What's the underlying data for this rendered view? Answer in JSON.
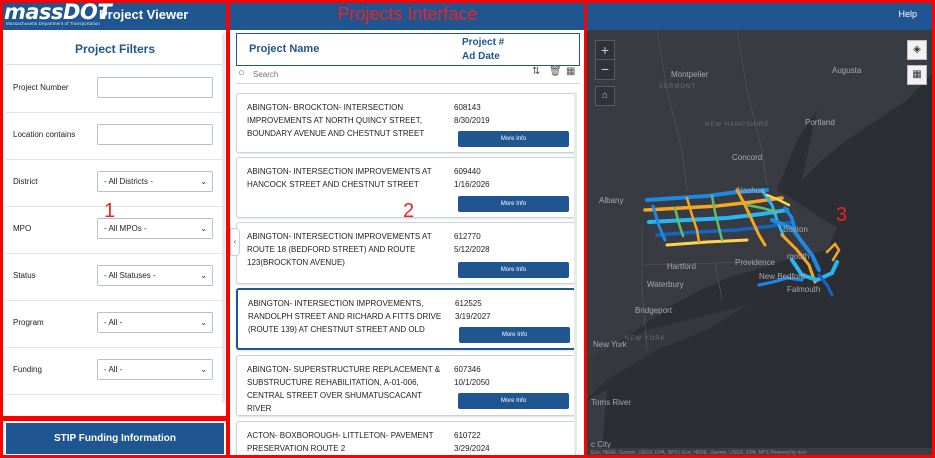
{
  "left_panel": {
    "brand": "massDOT",
    "brand_sub": "Massachusetts Department of Transportation",
    "app_title": "Project Viewer",
    "filters_title": "Project Filters",
    "filters": [
      {
        "label": "Project Number",
        "type": "input",
        "value": ""
      },
      {
        "label": "Location contains",
        "type": "input",
        "value": ""
      },
      {
        "label": "District",
        "type": "select",
        "value": "- All Districts -"
      },
      {
        "label": "MPO",
        "type": "select",
        "value": "- All MPOs -"
      },
      {
        "label": "Status",
        "type": "select",
        "value": "- All Statuses -"
      },
      {
        "label": "Program",
        "type": "select",
        "value": "- All -"
      },
      {
        "label": "Funding",
        "type": "select",
        "value": "- All -"
      }
    ],
    "stip_button": "STIP Funding Information",
    "annotation": "1"
  },
  "middle_panel": {
    "title": "Projects Interface",
    "header_name": "Project Name",
    "header_num_line1": "Project #",
    "header_num_line2": "Ad Date",
    "search_placeholder": "Search",
    "tool_icons": [
      "sort-icon",
      "trash-icon",
      "grid-icon"
    ],
    "tool_glyphs": [
      "⇅",
      "🗑",
      "▦"
    ],
    "more_label": "More Info",
    "projects": [
      {
        "name": "ABINGTON- BROCKTON- INTERSECTION IMPROVEMENTS AT NORTH QUINCY STREET, BOUNDARY AVENUE AND CHESTNUT STREET",
        "number": "608143",
        "date": "8/30/2019"
      },
      {
        "name": "ABINGTON- INTERSECTION IMPROVEMENTS AT HANCOCK STREET AND CHESTNUT STREET",
        "number": "609440",
        "date": "1/16/2026"
      },
      {
        "name": "ABINGTON- INTERSECTION IMPROVEMENTS AT ROUTE 18 (BEDFORD STREET) AND ROUTE 123(BROCKTON AVENUE)",
        "number": "612770",
        "date": "5/12/2028"
      },
      {
        "name": "ABINGTON- INTERSECTION IMPROVEMENTS, RANDOLPH STREET AND RICHARD A FITTS DRIVE (ROUTE 139) AT CHESTNUT STREET AND OLD",
        "number": "612525",
        "date": "3/19/2027"
      },
      {
        "name": "ABINGTON- SUPERSTRUCTURE REPLACEMENT & SUBSTRUCTURE REHABILITATION, A-01-006, CENTRAL STREET OVER SHUMATUSCACANT RIVER",
        "number": "607346",
        "date": "10/1/2050"
      },
      {
        "name": "ACTON- BOXBOROUGH- LITTLETON- PAVEMENT PRESERVATION ROUTE 2",
        "number": "610722",
        "date": "3/29/2024"
      }
    ],
    "annotation": "2"
  },
  "right_panel": {
    "help": "Help",
    "zoom_in": "+",
    "zoom_out": "−",
    "home_glyph": "⌂",
    "layers_glyph": "◈",
    "qr_glyph": "▦",
    "labels": {
      "montpelier": "Montpelier",
      "vermont": "VERMONT",
      "augusta": "Augusta",
      "new_hampshire": "NEW HAMPSHIRE",
      "portland": "Portland",
      "concord": "Concord",
      "nashua": "Nashua",
      "albany": "Albany",
      "boston": "Boston",
      "hartford": "Hartford",
      "providence": "Providence",
      "new_bedford": "New Bedford",
      "waterbury": "Waterbury",
      "bridgeport": "Bridgeport",
      "new_york": "New York",
      "new_york_state": "NEW YORK",
      "toms_river": "Toms River",
      "ac_city": "c City",
      "falmouth": "Falmouth",
      "plymouth": "mouth"
    },
    "attribution": "Esri, HERE, Garmin, USGS, EPA, NPS | Esri, HERE, Garmin, USGS, EPA, NPS          Powered by Esri",
    "annotation": "3"
  },
  "colors": {
    "brand_blue": "#1f5590",
    "annotation_red": "#ff0000",
    "map_background": "#2b2f34"
  }
}
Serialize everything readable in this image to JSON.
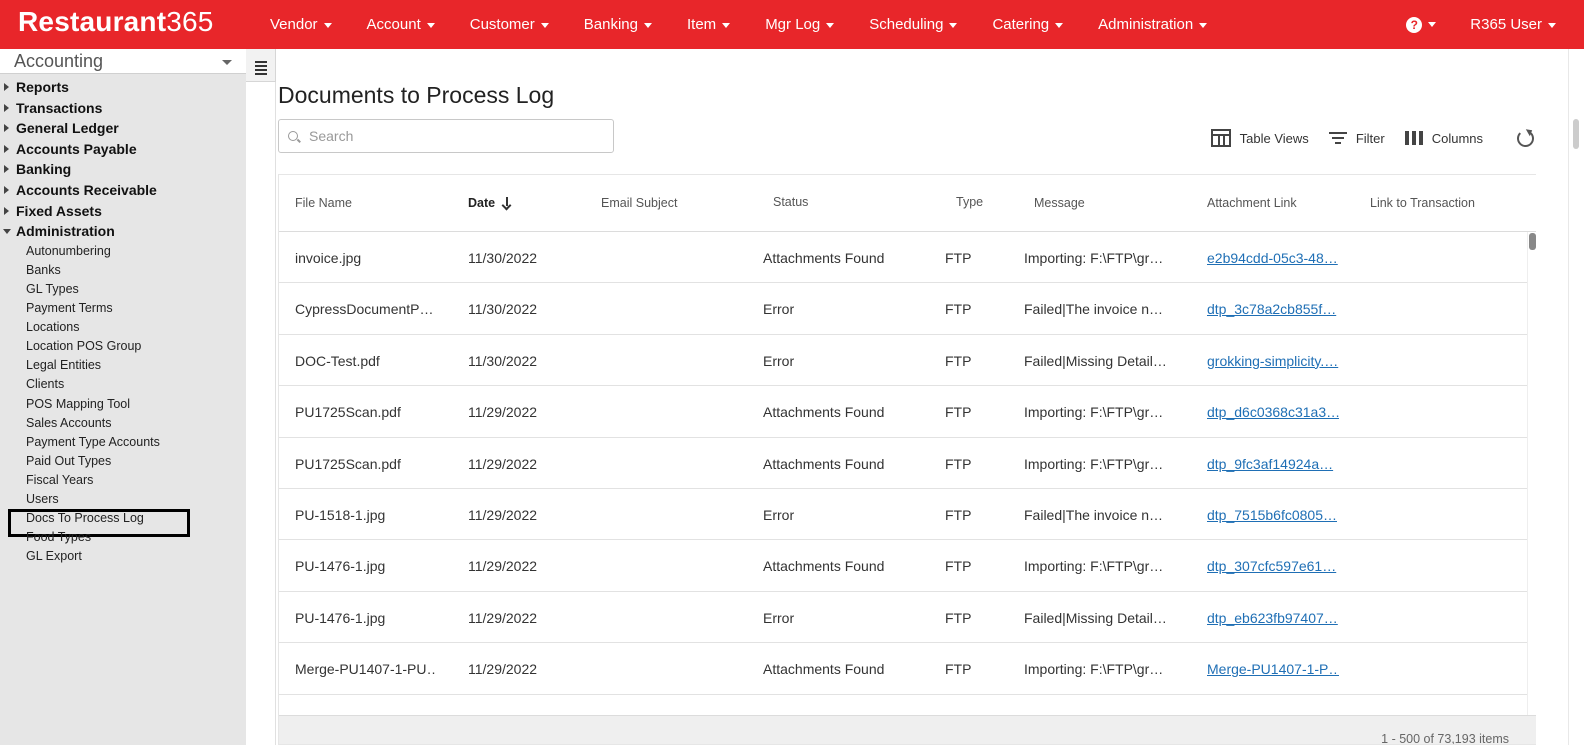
{
  "brand": {
    "name_part1": "Restaurant",
    "name_part2": "365"
  },
  "nav": [
    "Vendor",
    "Account",
    "Customer",
    "Banking",
    "Item",
    "Mgr Log",
    "Scheduling",
    "Catering",
    "Administration"
  ],
  "help_label": "?",
  "user": "R365 User",
  "sidebar": {
    "module": "Accounting",
    "sections": [
      {
        "label": "Reports",
        "expanded": false
      },
      {
        "label": "Transactions",
        "expanded": false
      },
      {
        "label": "General Ledger",
        "expanded": false
      },
      {
        "label": "Accounts Payable",
        "expanded": false
      },
      {
        "label": "Banking",
        "expanded": false
      },
      {
        "label": "Accounts Receivable",
        "expanded": false
      },
      {
        "label": "Fixed Assets",
        "expanded": false
      },
      {
        "label": "Administration",
        "expanded": true
      }
    ],
    "admin_items": [
      "Autonumbering",
      "Banks",
      "GL Types",
      "Payment Terms",
      "Locations",
      "Location POS Group",
      "Legal Entities",
      "Clients",
      "POS Mapping Tool",
      "Sales Accounts",
      "Payment Type Accounts",
      "Paid Out Types",
      "Fiscal Years",
      "Users",
      "Docs To Process Log",
      "Food Types",
      "GL Export"
    ],
    "active_item": "Docs To Process Log"
  },
  "page": {
    "title": "Documents to Process Log",
    "search_placeholder": "Search",
    "toolbar": {
      "table_views": "Table Views",
      "filter": "Filter",
      "columns": "Columns"
    }
  },
  "table": {
    "headers": [
      "File Name",
      "Date",
      "Email Subject",
      "Status",
      "Type",
      "Message",
      "Attachment Link",
      "Link to Transaction"
    ],
    "sorted_column": "Date",
    "rows": [
      {
        "file": "invoice.jpg",
        "date": "11/30/2022",
        "subject": "",
        "status": "Attachments Found",
        "type": "FTP",
        "message": "Importing: F:\\FTP\\gr…",
        "link": "e2b94cdd-05c3-48…"
      },
      {
        "file": "CypressDocumentP…",
        "date": "11/30/2022",
        "subject": "",
        "status": "Error",
        "type": "FTP",
        "message": "Failed|The invoice n…",
        "link": "dtp_3c78a2cb855f…"
      },
      {
        "file": "DOC-Test.pdf",
        "date": "11/30/2022",
        "subject": "",
        "status": "Error",
        "type": "FTP",
        "message": "Failed|Missing Detail…",
        "link": "grokking-simplicity.…"
      },
      {
        "file": "PU1725Scan.pdf",
        "date": "11/29/2022",
        "subject": "",
        "status": "Attachments Found",
        "type": "FTP",
        "message": "Importing: F:\\FTP\\gr…",
        "link": "dtp_d6c0368c31a3…"
      },
      {
        "file": "PU1725Scan.pdf",
        "date": "11/29/2022",
        "subject": "",
        "status": "Attachments Found",
        "type": "FTP",
        "message": "Importing: F:\\FTP\\gr…",
        "link": "dtp_9fc3af14924a…"
      },
      {
        "file": "PU-1518-1.jpg",
        "date": "11/29/2022",
        "subject": "",
        "status": "Error",
        "type": "FTP",
        "message": "Failed|The invoice n…",
        "link": "dtp_7515b6fc0805…"
      },
      {
        "file": "PU-1476-1.jpg",
        "date": "11/29/2022",
        "subject": "",
        "status": "Attachments Found",
        "type": "FTP",
        "message": "Importing: F:\\FTP\\gr…",
        "link": "dtp_307cfc597e61…"
      },
      {
        "file": "PU-1476-1.jpg",
        "date": "11/29/2022",
        "subject": "",
        "status": "Error",
        "type": "FTP",
        "message": "Failed|Missing Detail…",
        "link": "dtp_eb623fb97407…"
      },
      {
        "file": "Merge-PU1407-1-PU…",
        "date": "11/29/2022",
        "subject": "",
        "status": "Attachments Found",
        "type": "FTP",
        "message": "Importing: F:\\FTP\\gr…",
        "link": "Merge-PU1407-1-P…"
      },
      {
        "file": "",
        "date": "",
        "subject": "",
        "status": "",
        "type": "",
        "message": "",
        "link": ""
      }
    ],
    "pager": "1 - 500 of 73,193 items"
  }
}
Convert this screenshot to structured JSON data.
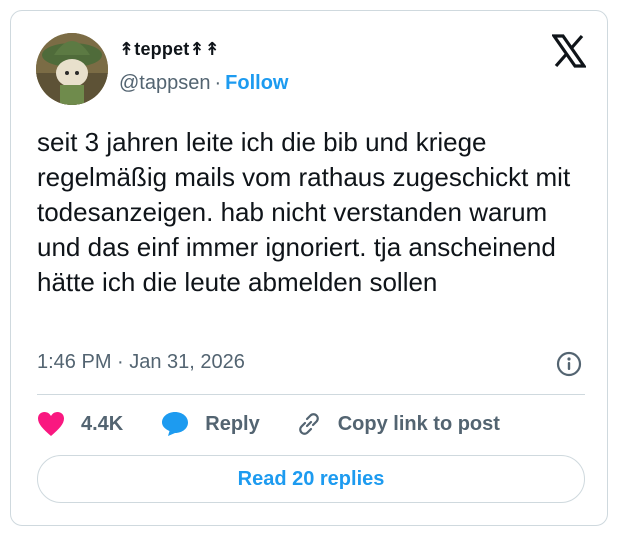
{
  "author": {
    "display_name": "↟teppet↟↟",
    "handle": "@tappsen",
    "follow_label": "Follow"
  },
  "tweet": {
    "text": "seit 3 jahren leite ich die bib und kriege regelmäßig mails vom rathaus zugeschickt mit todesanzeigen. hab nicht verstanden warum und das einf immer ignoriert. tja anscheinend hätte ich die leute abmelden sollen",
    "time": "1:46 PM · Jan 31, 2026"
  },
  "actions": {
    "like_count": "4.4K",
    "reply_label": "Reply",
    "copy_label": "Copy link to post"
  },
  "read_replies_label": "Read 20 replies",
  "colors": {
    "accent": "#1d9bf0",
    "like": "#f91880",
    "secondary_text": "#536471",
    "border": "#cfd9de"
  },
  "icons": {
    "logo": "x-logo-icon",
    "info": "info-icon",
    "like": "heart-icon",
    "reply": "speech-bubble-icon",
    "copy": "link-icon"
  }
}
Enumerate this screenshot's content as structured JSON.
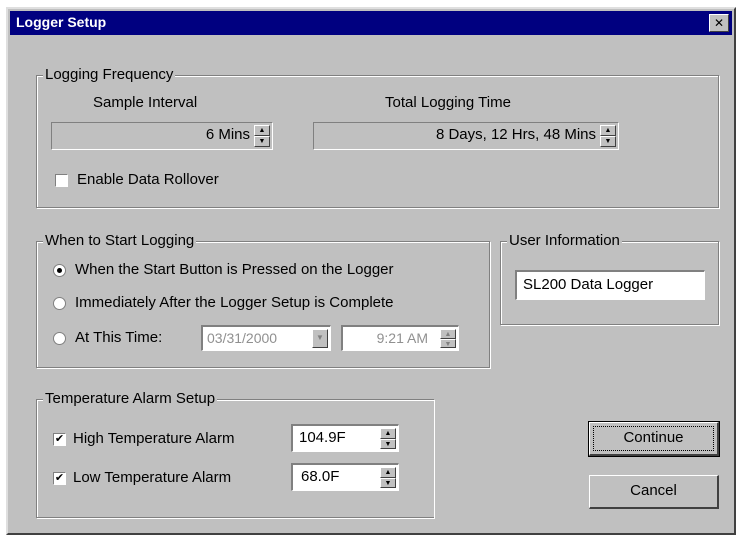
{
  "window": {
    "title": "Logger Setup",
    "close_label": "✕"
  },
  "logging_frequency": {
    "legend": "Logging Frequency",
    "sample_interval_label": "Sample Interval",
    "sample_interval_value": "6 Mins",
    "total_time_label": "Total Logging Time",
    "total_time_value": "8 Days, 12 Hrs, 48 Mins",
    "rollover_label": "Enable Data Rollover",
    "rollover_checked": false
  },
  "start_logging": {
    "legend": "When to Start Logging",
    "options": [
      {
        "label": "When the Start Button is Pressed on the Logger",
        "selected": true
      },
      {
        "label": "Immediately After the Logger Setup is Complete",
        "selected": false
      },
      {
        "label": "At This Time:",
        "selected": false
      }
    ],
    "date_value": "03/31/2000",
    "time_value": "9:21 AM"
  },
  "user_information": {
    "legend": "User Information",
    "value": "SL200 Data Logger"
  },
  "temperature_alarm": {
    "legend": "Temperature Alarm Setup",
    "high_label": "High Temperature Alarm",
    "high_checked": true,
    "high_value": "104.9F",
    "low_label": "Low Temperature Alarm",
    "low_checked": true,
    "low_value": "68.0F"
  },
  "buttons": {
    "continue_label": "Continue",
    "cancel_label": "Cancel"
  },
  "icons": {
    "check_mark": "✔",
    "spin_up": "▲",
    "spin_down": "▼",
    "dropdown": "▼"
  }
}
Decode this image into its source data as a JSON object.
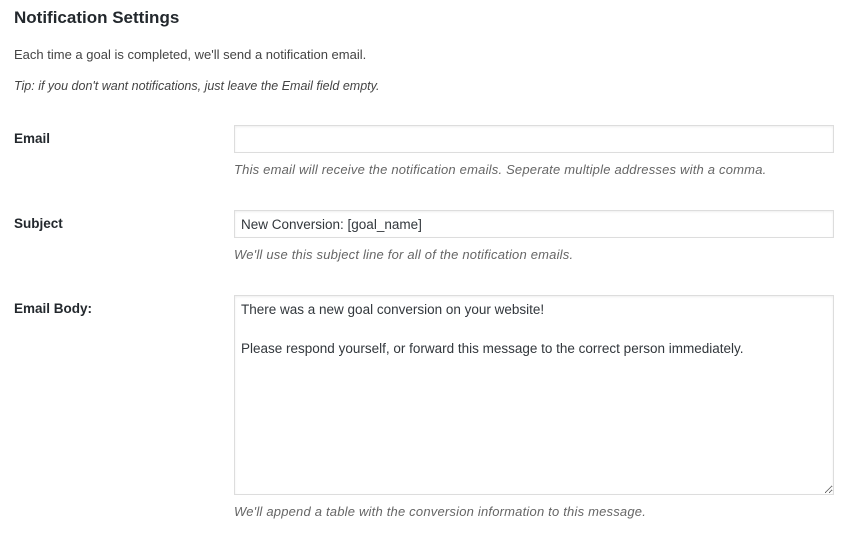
{
  "section": {
    "title": "Notification Settings",
    "intro": "Each time a goal is completed, we'll send a notification email.",
    "tip": "Tip: if you don't want notifications, just leave the Email field empty."
  },
  "fields": {
    "email": {
      "label": "Email",
      "value": "",
      "description": "This email will receive the notification emails. Seperate multiple addresses with a comma."
    },
    "subject": {
      "label": "Subject",
      "value": "New Conversion: [goal_name]",
      "description": "We'll use this subject line for all of the notification emails."
    },
    "body": {
      "label": "Email Body:",
      "value": "There was a new goal conversion on your website!\n\nPlease respond yourself, or forward this message to the correct person immediately.",
      "description": "We'll append a table with the conversion information to this message."
    }
  }
}
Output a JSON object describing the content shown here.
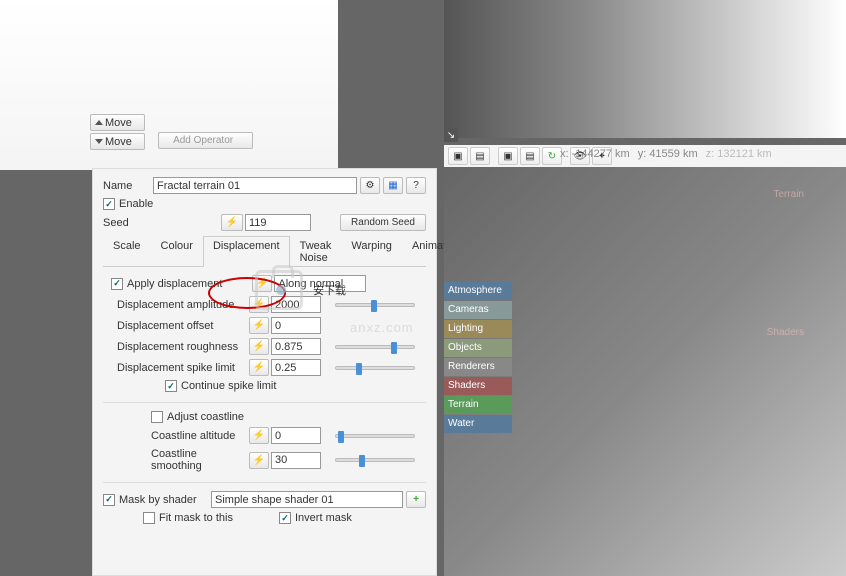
{
  "top_panel": {
    "move_up": "Move",
    "move_down": "Move",
    "add_operator": "Add Operator"
  },
  "form": {
    "name_lbl": "Name",
    "name_val": "Fractal terrain 01",
    "enable_lbl": "Enable",
    "enable_checked": "✓",
    "seed_lbl": "Seed",
    "seed_val": "119",
    "random_seed": "Random Seed"
  },
  "tabs": {
    "scale": "Scale",
    "colour": "Colour",
    "displacement": "Displacement",
    "tweak": "Tweak Noise",
    "warping": "Warping",
    "animation": "Animation"
  },
  "disp": {
    "apply": "Apply displacement",
    "apply_chk": "✓",
    "along": "Along normal",
    "amp_lbl": "Displacement amplitude",
    "amp_val": "2000",
    "off_lbl": "Displacement offset",
    "off_val": "0",
    "rough_lbl": "Displacement roughness",
    "rough_val": "0.875",
    "spike_lbl": "Displacement spike limit",
    "spike_val": "0.25",
    "cont": "Continue spike limit",
    "cont_chk": "✓",
    "adjust": "Adjust coastline",
    "calt_lbl": "Coastline altitude",
    "calt_val": "0",
    "csmooth_lbl": "Coastline smoothing",
    "csmooth_val": "30"
  },
  "mask": {
    "by": "Mask by shader",
    "by_chk": "✓",
    "val": "Simple shape shader 01",
    "fit": "Fit mask to this",
    "invert": "Invert mask",
    "invert_chk": "✓"
  },
  "coords": {
    "x": "x: -144277 km",
    "y": "y: 41559 km",
    "z": "z: 132121 km"
  },
  "cats": {
    "atmo": "Atmosphere",
    "cam": "Cameras",
    "light": "Lighting",
    "obj": "Objects",
    "rend": "Renderers",
    "shade": "Shaders",
    "terr": "Terrain",
    "water": "Water"
  },
  "nodes": {
    "terr": "Terrain",
    "shad": "Shaders"
  },
  "watermark": {
    "text": "安下载",
    "url": "anxz.com"
  }
}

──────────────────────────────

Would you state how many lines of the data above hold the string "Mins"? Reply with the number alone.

2